PROMPT:
The required output is all lines below that contain the word "CartProvider".

DATASET ENTRIES:
==*==
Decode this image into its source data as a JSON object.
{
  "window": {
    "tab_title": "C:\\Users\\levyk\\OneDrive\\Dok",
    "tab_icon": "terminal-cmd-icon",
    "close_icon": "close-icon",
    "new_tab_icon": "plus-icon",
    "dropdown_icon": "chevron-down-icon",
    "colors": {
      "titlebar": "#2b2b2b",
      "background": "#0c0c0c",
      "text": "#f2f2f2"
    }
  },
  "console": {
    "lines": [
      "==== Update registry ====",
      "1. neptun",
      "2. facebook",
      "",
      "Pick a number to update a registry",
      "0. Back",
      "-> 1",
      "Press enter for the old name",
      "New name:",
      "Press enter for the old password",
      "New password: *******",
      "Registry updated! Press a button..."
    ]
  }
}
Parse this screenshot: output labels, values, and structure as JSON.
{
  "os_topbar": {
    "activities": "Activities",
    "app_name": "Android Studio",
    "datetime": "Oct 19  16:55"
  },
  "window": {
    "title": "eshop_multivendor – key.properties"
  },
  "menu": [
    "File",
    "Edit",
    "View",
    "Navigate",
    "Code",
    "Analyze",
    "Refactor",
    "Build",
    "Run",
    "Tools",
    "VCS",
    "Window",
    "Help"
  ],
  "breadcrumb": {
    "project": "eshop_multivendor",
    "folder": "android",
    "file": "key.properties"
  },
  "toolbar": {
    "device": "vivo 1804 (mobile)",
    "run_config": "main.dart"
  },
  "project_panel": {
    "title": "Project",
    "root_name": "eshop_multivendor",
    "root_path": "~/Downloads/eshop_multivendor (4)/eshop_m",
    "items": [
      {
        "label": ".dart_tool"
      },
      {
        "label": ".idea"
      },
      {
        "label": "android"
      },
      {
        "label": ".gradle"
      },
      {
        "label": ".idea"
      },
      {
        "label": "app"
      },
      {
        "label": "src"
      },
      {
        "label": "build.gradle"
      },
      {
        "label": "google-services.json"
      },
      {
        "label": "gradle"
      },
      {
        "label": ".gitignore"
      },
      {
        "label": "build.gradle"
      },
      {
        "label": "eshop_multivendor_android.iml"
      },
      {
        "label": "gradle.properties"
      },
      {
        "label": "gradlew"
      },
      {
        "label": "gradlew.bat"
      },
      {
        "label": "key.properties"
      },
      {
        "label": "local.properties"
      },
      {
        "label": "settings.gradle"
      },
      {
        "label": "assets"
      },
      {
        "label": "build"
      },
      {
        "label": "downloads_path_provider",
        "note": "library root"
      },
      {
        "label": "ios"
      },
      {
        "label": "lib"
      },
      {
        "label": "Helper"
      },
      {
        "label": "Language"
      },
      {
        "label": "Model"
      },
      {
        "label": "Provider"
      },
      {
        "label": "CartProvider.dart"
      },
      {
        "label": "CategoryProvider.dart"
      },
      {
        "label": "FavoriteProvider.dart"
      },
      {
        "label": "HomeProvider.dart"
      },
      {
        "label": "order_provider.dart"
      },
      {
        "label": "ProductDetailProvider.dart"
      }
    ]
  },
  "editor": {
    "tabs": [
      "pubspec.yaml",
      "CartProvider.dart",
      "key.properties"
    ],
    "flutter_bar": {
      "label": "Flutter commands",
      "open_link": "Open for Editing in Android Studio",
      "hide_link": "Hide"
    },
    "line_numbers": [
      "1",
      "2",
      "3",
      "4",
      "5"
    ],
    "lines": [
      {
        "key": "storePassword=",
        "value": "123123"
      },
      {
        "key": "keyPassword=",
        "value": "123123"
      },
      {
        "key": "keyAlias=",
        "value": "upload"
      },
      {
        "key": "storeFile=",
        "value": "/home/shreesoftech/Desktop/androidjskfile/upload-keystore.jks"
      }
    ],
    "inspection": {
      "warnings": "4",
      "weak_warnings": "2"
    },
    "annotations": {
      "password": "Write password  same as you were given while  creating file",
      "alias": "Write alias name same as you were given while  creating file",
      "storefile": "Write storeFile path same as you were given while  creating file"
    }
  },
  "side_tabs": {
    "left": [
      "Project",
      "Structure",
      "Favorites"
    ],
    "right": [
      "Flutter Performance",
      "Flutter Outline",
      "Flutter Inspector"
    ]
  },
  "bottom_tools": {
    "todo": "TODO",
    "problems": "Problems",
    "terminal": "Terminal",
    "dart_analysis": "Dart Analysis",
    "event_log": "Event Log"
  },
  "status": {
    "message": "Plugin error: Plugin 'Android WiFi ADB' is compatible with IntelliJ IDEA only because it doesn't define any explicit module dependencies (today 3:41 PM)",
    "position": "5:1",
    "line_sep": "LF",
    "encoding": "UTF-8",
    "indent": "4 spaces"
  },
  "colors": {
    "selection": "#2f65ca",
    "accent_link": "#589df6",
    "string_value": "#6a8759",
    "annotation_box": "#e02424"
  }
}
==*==
YOUR RESPONSE:
        "label": "CartProvider.dart"
      "CartProvider.dart",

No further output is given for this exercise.